Risk mitigation applies a set of institutional and financial instruments to make risks and rewards commensurate with each other, promoting efficient capital allocation. Managers and investors are concerned about measuring risk and evaluating the effectiveness of these mechanisms when considering private investments in infrastructure. Policy-makers share these concerns since infrastructure is important for economic and social development: excessive risk limits investment. Potential investors in international energy projects seek mechanisms for risk mitigation.
There are three basic approaches to mitigating regulatory risk: institutional instruments that limit the possibility of government opportunism, financial instruments that decrease financial risk, and managerial strategies, such as choosing technologies that may not be cost-minimizing but that have lower “sunk” costs than more traditional alternatives.
This project surveyed ways to measure and mitigate regulatory risk, directing attention to indicators and methodologies that have been developed to explain infrastructure investment. It summarizes important studies on regulatory indicators and on institutional and financial instruments for mitigating regulatory risk in infrastructure. The concluding observations identify some key issues that warrant additional attention. The output of the project consists of a literature review and a survey article available through the research papers search engine.
- Jamison, Mark A., Lynne Holt, and Sanford V. Berg. 2005. “Mechanisms to Mitigate Regulatory Risk in Private Infrastructure Investment: A Survey of the Literature.” University of Florida, Department of Economics, PURC Working Paper.
- Jamison, Mark A., Lynne Holt, and Sanford V. Berg. 2005. “Measuring and Mitigating Regulatory Risk in Private Infrastructure Investment.” The Electricity Journal, 18(6): 36-45.
Infrastructure Regulation and Market Reform
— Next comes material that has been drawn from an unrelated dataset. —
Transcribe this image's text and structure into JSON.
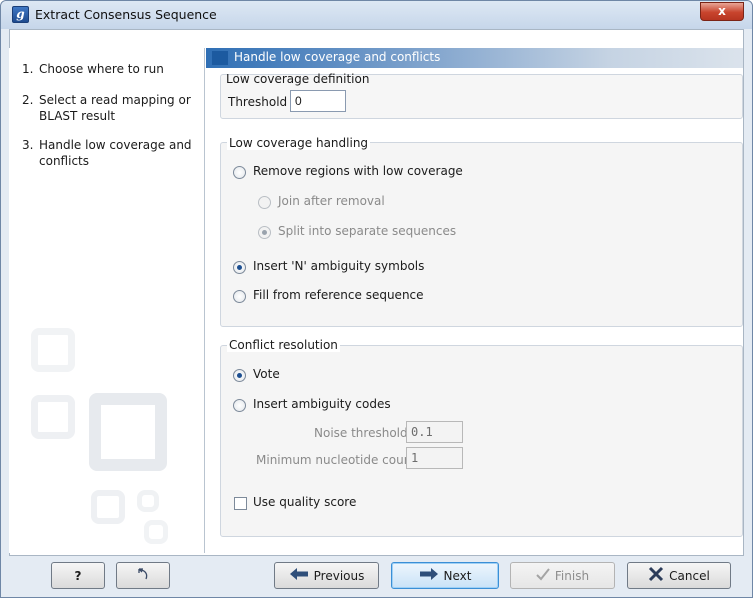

Designed for government and industry policy makers, this book on the principles and practice of Infrastructure Regulation and Market Reform is co-published by PURC and the Australian Competition and Consumer Commission (ACCC) and covers such topics as price cap regulation, interconnection pricing, investment incentives, benchmarking, and sector issues.